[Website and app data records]

==============================

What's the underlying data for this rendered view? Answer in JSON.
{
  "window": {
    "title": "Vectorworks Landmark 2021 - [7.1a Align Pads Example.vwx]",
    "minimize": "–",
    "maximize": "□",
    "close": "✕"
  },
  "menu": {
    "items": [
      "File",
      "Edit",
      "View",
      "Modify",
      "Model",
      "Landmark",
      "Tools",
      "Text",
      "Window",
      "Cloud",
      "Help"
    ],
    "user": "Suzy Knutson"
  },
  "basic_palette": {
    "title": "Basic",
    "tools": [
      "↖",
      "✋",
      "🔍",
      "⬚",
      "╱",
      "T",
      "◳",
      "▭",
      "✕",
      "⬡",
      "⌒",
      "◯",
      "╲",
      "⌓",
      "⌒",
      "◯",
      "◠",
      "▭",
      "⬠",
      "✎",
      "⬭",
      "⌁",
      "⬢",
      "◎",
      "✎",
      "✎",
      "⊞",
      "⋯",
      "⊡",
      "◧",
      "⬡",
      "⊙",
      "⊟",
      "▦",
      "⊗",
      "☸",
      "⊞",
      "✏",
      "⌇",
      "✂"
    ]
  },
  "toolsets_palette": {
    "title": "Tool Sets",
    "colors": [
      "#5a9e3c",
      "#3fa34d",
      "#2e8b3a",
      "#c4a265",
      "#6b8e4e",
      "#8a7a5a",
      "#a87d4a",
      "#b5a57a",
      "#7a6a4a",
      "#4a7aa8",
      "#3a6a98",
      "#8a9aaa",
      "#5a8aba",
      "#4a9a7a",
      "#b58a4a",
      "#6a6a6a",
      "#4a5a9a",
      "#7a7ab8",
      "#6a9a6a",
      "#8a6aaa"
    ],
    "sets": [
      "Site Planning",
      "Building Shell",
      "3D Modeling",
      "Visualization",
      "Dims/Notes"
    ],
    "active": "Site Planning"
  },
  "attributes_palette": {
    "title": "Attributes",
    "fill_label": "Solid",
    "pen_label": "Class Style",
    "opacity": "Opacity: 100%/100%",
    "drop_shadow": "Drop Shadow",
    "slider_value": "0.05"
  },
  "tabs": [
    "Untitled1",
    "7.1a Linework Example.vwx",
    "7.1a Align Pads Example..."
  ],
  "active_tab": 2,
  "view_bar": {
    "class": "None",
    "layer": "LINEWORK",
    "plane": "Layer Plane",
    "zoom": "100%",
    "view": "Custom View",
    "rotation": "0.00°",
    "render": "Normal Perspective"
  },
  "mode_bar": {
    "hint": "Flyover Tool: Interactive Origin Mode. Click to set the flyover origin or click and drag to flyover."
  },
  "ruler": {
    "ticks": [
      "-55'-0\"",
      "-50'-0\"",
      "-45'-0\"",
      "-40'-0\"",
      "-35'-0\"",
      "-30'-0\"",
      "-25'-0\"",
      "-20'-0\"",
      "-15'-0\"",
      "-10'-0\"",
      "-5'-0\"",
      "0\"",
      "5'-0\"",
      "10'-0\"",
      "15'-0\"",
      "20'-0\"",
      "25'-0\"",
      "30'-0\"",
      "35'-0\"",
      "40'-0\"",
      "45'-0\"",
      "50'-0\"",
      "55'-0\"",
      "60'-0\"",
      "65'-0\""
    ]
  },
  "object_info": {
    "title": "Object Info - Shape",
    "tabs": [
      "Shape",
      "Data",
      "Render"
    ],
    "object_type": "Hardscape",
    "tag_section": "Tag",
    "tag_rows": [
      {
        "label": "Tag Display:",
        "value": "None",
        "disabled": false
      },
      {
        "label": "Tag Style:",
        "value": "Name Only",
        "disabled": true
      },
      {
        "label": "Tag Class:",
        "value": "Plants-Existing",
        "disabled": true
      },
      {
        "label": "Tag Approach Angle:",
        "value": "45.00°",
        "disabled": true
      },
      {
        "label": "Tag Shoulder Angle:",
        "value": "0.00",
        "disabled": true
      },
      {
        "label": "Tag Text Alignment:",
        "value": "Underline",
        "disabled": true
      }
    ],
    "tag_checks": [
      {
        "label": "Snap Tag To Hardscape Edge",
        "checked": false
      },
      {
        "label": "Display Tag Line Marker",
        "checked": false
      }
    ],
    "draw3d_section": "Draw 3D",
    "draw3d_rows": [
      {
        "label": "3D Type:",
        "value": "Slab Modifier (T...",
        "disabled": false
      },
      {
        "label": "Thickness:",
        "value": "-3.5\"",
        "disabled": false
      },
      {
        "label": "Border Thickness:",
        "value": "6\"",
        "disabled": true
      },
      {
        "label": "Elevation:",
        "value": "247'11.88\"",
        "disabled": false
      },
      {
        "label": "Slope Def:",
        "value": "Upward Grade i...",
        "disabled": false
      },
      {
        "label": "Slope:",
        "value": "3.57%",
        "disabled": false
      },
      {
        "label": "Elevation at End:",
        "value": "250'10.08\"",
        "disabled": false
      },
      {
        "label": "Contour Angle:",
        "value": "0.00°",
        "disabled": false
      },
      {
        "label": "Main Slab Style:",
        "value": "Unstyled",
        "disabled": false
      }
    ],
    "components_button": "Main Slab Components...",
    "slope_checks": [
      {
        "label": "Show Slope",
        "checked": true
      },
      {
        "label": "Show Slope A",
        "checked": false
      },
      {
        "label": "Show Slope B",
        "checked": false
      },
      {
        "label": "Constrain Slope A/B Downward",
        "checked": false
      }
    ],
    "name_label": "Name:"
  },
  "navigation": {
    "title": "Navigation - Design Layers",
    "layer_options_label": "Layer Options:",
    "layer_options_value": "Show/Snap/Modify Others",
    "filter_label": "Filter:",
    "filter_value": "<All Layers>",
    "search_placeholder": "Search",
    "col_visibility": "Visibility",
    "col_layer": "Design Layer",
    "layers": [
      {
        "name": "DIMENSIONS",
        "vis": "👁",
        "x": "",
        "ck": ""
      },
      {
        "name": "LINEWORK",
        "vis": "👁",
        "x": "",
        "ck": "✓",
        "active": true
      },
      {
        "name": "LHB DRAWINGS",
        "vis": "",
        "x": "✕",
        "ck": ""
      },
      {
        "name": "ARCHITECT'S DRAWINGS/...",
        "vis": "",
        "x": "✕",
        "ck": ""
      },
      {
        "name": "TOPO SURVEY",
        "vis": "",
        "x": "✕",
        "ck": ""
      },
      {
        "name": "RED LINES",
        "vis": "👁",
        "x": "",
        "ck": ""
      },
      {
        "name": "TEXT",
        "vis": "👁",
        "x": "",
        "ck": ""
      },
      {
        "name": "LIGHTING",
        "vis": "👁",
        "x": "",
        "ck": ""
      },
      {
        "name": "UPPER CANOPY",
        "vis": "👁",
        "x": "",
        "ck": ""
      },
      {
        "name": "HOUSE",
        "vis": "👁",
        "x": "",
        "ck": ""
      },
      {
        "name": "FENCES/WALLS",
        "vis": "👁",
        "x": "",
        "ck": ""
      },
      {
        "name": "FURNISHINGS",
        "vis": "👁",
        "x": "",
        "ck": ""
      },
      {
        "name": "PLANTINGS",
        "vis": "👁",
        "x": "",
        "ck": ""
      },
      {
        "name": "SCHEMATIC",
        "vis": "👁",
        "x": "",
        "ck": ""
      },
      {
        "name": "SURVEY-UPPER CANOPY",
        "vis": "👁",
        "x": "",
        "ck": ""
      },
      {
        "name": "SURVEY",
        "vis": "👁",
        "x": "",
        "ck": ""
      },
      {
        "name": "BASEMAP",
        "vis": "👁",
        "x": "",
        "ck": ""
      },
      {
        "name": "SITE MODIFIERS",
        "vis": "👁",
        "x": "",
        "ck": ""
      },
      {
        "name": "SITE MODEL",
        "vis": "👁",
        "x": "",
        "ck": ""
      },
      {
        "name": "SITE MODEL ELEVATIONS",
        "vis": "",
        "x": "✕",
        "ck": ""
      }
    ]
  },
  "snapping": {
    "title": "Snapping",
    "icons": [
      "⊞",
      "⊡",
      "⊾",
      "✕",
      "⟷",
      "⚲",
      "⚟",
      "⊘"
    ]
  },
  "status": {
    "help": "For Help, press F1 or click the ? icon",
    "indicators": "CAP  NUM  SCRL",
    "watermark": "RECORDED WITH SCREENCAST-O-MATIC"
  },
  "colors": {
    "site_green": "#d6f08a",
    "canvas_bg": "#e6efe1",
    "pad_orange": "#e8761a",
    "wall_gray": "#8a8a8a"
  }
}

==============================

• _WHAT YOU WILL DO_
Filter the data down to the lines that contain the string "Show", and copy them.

• _ANSWER SECTION_
        "label": "Show Slope",
        "label": "Show Slope A",
        "label": "Show Slope B",
    "layer_options_value": "Show/Snap/Modify Others",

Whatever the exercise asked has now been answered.